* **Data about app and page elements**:
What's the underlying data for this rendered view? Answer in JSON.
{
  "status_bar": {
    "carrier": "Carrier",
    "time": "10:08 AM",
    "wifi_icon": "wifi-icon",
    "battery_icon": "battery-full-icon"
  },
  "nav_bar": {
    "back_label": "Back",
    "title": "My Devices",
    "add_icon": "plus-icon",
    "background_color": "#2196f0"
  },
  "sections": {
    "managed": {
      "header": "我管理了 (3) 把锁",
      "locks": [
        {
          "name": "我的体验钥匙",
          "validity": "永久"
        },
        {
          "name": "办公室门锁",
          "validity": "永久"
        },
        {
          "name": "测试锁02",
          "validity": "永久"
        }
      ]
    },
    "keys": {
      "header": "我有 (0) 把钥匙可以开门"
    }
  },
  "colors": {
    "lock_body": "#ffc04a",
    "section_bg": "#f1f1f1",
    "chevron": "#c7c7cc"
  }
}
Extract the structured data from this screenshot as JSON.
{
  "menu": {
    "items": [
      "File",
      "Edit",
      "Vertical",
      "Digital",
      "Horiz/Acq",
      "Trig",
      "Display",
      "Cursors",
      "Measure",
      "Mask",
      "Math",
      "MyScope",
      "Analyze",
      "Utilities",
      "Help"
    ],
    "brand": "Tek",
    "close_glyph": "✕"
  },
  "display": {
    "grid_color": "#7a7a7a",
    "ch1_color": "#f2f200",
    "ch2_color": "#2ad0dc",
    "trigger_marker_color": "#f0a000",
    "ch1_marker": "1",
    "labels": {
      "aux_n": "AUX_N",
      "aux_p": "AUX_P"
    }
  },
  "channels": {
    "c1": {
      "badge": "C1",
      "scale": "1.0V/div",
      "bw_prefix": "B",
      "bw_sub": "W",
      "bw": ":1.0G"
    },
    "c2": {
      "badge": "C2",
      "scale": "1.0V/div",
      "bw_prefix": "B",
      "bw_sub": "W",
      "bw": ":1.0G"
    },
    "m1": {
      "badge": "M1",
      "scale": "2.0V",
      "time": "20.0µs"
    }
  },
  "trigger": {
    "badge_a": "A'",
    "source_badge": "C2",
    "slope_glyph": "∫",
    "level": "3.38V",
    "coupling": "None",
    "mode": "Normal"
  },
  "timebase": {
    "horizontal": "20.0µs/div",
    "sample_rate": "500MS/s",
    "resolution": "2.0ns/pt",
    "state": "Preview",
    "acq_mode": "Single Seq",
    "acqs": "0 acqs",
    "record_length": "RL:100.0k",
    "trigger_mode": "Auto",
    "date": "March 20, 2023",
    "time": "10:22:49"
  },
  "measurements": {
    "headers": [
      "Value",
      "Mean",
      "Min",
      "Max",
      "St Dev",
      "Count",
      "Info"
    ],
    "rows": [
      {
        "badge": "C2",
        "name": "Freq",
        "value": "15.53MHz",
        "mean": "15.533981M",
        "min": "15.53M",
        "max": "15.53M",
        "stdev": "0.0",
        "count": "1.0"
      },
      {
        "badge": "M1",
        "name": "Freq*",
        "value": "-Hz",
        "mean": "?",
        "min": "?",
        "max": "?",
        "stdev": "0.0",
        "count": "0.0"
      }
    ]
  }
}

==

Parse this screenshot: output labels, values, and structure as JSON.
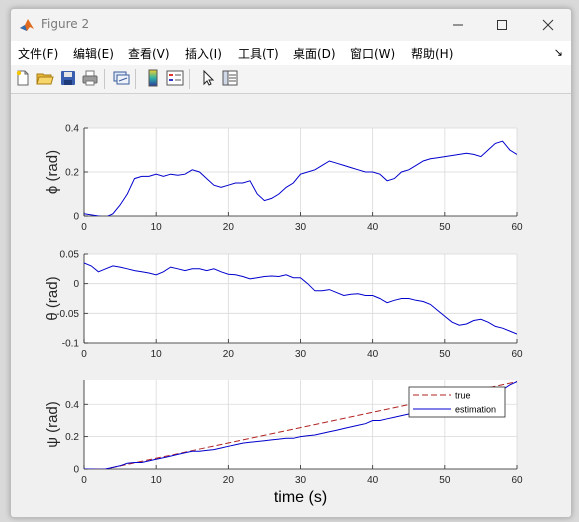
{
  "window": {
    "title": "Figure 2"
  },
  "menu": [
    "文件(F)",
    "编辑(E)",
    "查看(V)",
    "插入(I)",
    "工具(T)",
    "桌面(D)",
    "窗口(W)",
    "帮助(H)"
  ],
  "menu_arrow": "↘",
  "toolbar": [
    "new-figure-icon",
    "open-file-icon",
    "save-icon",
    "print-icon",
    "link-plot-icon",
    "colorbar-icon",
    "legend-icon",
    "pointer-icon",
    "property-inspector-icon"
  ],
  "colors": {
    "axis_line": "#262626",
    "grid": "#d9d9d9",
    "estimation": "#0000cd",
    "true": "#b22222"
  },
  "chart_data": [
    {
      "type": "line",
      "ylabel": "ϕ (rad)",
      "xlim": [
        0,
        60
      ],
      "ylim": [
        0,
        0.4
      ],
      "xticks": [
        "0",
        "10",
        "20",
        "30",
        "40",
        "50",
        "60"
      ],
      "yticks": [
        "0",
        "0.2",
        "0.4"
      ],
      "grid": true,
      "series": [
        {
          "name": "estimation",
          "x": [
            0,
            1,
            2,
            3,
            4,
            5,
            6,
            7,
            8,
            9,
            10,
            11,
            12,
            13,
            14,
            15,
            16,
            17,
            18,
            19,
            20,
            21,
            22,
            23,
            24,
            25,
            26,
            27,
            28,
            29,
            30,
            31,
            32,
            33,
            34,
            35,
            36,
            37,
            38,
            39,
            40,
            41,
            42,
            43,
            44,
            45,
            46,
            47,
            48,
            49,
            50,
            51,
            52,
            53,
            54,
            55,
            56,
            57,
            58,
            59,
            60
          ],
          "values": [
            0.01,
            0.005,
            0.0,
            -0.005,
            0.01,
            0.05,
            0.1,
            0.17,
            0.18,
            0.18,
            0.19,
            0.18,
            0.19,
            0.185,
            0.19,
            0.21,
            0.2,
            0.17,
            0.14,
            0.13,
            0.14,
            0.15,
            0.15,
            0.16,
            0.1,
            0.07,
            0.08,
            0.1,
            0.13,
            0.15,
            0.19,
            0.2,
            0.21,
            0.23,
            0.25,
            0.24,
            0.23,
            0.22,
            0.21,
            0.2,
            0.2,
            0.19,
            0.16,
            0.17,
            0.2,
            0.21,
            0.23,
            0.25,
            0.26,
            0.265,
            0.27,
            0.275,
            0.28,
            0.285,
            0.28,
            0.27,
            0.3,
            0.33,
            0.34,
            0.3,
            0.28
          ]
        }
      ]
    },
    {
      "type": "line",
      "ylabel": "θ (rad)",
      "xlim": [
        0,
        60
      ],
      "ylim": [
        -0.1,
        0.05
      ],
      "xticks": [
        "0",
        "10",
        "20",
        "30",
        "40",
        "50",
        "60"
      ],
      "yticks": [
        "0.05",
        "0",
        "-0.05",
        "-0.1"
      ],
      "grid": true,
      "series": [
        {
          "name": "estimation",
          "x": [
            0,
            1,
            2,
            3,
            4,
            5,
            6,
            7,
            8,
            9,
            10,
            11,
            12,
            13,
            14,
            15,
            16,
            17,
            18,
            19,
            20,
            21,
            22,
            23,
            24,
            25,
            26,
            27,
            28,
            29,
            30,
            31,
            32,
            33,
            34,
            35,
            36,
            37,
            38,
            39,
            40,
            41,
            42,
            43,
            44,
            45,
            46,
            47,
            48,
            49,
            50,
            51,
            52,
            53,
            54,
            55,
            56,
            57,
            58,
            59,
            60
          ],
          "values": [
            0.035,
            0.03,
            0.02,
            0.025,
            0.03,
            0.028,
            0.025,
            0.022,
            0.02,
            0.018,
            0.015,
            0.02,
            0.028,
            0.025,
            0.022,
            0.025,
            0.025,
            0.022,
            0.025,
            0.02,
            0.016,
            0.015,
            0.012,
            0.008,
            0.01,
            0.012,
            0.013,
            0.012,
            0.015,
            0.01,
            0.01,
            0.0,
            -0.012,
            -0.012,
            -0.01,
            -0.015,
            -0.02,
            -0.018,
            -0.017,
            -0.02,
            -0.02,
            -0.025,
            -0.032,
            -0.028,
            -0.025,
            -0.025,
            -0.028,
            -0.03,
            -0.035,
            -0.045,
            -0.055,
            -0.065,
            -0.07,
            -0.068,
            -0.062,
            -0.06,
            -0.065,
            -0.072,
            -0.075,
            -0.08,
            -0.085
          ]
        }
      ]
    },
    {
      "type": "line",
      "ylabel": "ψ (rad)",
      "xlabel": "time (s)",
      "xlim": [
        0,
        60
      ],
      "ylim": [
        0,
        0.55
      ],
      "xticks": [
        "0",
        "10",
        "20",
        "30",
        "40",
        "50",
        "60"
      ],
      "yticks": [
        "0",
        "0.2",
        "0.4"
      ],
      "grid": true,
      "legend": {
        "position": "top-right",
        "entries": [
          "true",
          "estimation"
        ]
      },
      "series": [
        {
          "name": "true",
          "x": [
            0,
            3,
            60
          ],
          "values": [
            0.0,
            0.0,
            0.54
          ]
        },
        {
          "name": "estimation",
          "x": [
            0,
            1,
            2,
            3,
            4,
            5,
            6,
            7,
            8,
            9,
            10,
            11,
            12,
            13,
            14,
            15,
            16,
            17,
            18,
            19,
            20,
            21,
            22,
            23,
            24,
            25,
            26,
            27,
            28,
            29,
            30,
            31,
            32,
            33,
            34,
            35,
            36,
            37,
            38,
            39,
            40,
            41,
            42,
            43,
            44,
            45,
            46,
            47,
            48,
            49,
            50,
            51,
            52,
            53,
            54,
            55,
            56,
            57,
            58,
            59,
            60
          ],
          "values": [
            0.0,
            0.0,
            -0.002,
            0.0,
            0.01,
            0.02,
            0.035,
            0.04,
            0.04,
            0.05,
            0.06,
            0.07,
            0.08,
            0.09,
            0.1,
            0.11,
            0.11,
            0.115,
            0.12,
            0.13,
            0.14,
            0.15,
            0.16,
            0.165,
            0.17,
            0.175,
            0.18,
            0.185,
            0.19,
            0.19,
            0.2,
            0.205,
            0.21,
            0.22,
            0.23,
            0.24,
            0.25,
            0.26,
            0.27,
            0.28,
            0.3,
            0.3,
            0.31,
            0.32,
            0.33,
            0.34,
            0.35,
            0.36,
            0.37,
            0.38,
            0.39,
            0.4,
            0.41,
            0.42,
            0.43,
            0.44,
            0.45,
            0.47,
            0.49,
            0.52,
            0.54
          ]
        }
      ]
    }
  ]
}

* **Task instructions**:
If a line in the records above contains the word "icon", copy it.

* **Answer to this exercise**:
    "wifi_icon": "wifi-icon",
    "battery_icon": "battery-full-icon"
    "add_icon": "plus-icon",
    "new-figure-icon",
    "open-file-icon",
    "save-icon",
    "print-icon",
    "link-plot-icon",
    "colorbar-icon",
    "legend-icon",
    "pointer-icon",
    "property-inspector-icon"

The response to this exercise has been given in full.